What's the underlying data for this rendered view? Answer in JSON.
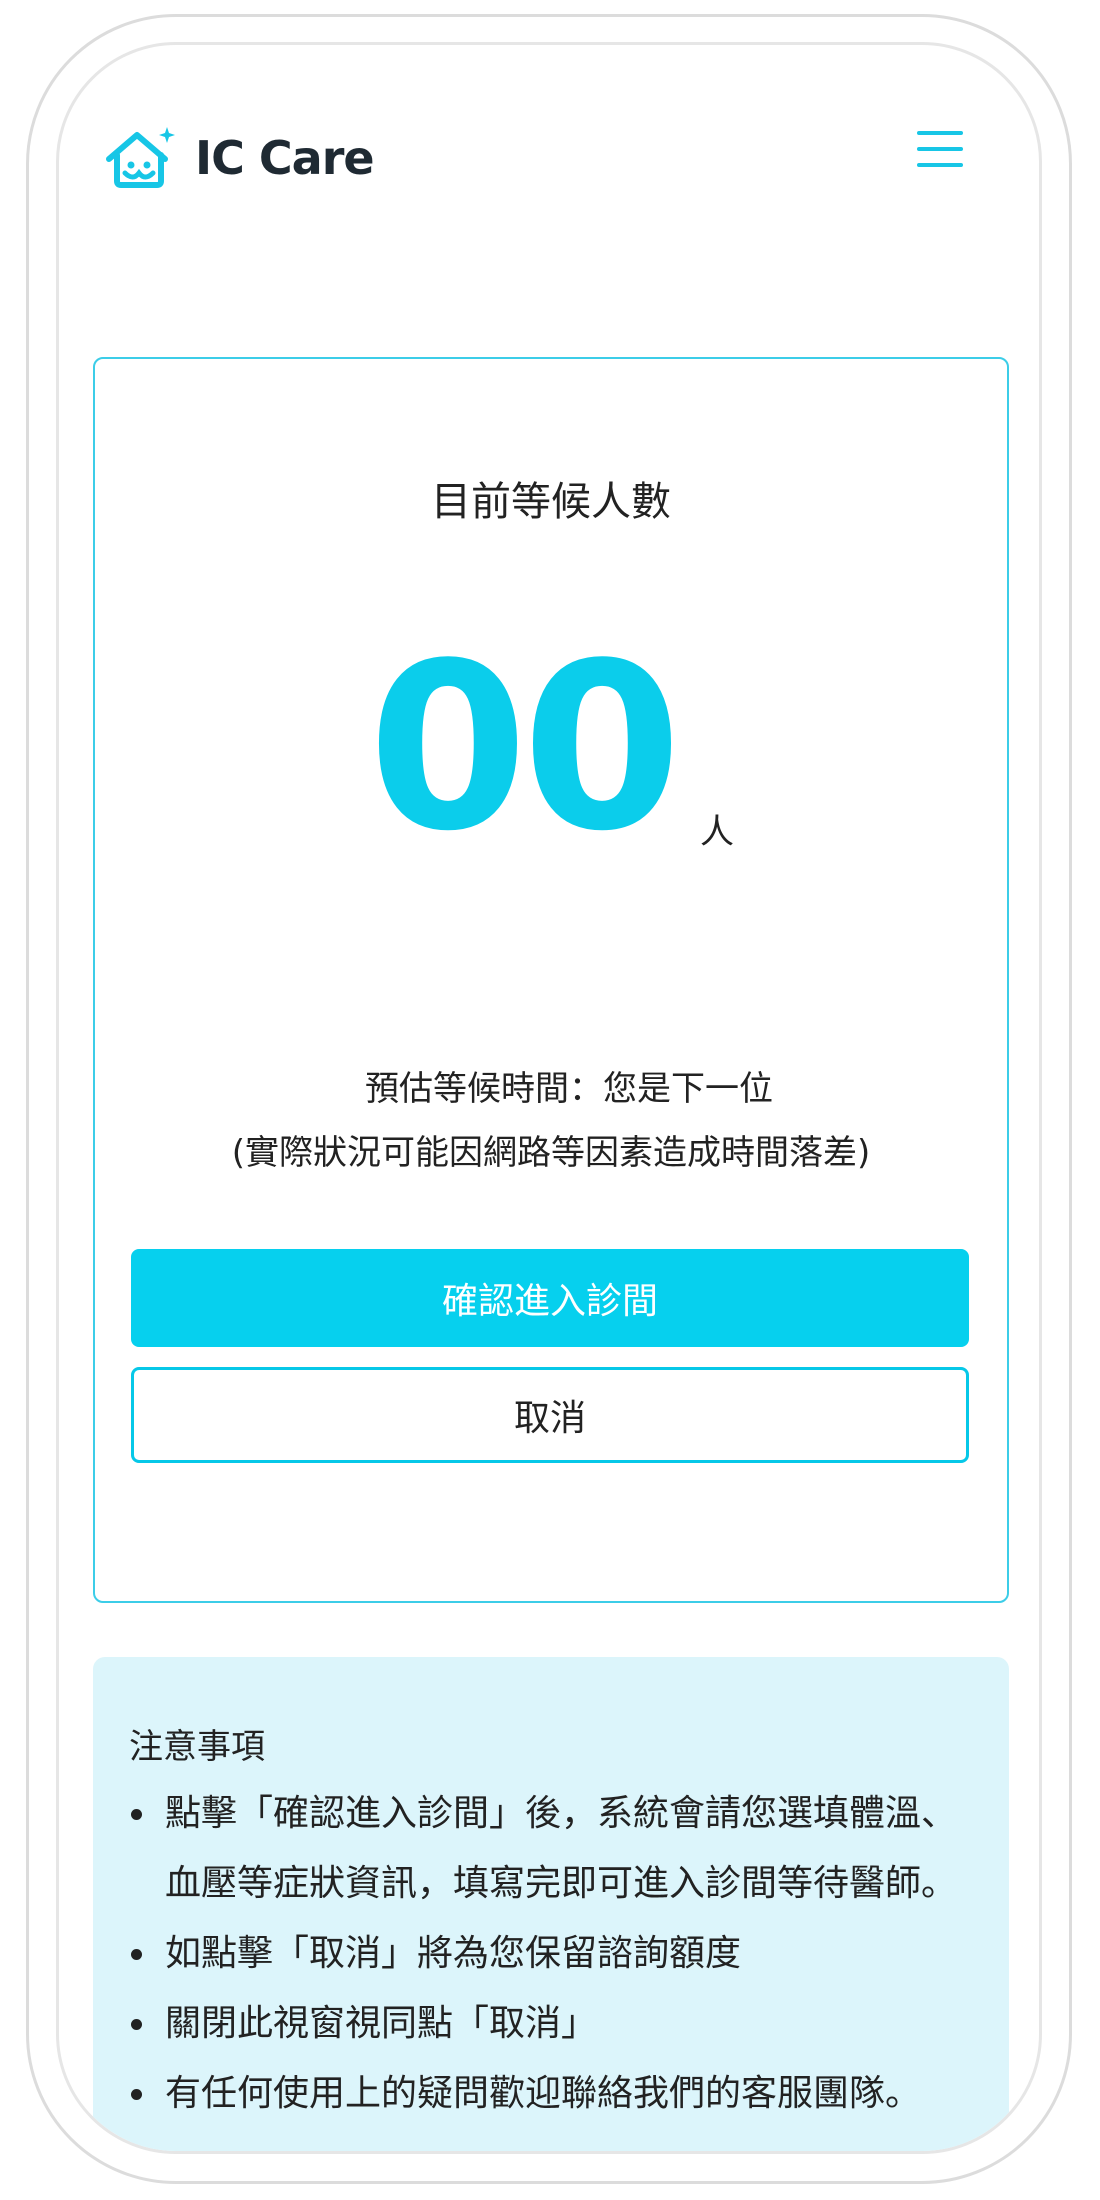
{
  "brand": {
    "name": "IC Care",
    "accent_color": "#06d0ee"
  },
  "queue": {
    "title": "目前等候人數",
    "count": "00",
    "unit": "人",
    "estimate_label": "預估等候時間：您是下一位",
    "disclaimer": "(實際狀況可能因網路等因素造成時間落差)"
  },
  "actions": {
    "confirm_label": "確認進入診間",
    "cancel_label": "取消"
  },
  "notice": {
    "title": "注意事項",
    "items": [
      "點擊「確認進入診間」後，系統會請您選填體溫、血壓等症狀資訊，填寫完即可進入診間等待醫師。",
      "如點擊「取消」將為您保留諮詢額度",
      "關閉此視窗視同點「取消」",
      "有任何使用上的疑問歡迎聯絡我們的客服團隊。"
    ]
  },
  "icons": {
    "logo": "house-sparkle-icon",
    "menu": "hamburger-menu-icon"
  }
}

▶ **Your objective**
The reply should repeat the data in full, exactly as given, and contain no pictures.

▶ **Problem solution**
What's the underlying data for this rendered view? Answer in JSON.
{
  "brand": {
    "name": "IC Care",
    "accent_color": "#06d0ee"
  },
  "queue": {
    "title": "目前等候人數",
    "count": "00",
    "unit": "人",
    "estimate_label": "預估等候時間：您是下一位",
    "disclaimer": "(實際狀況可能因網路等因素造成時間落差)"
  },
  "actions": {
    "confirm_label": "確認進入診間",
    "cancel_label": "取消"
  },
  "notice": {
    "title": "注意事項",
    "items": [
      "點擊「確認進入診間」後，系統會請您選填體溫、血壓等症狀資訊，填寫完即可進入診間等待醫師。",
      "如點擊「取消」將為您保留諮詢額度",
      "關閉此視窗視同點「取消」",
      "有任何使用上的疑問歡迎聯絡我們的客服團隊。"
    ]
  },
  "icons": {
    "logo": "house-sparkle-icon",
    "menu": "hamburger-menu-icon"
  }
}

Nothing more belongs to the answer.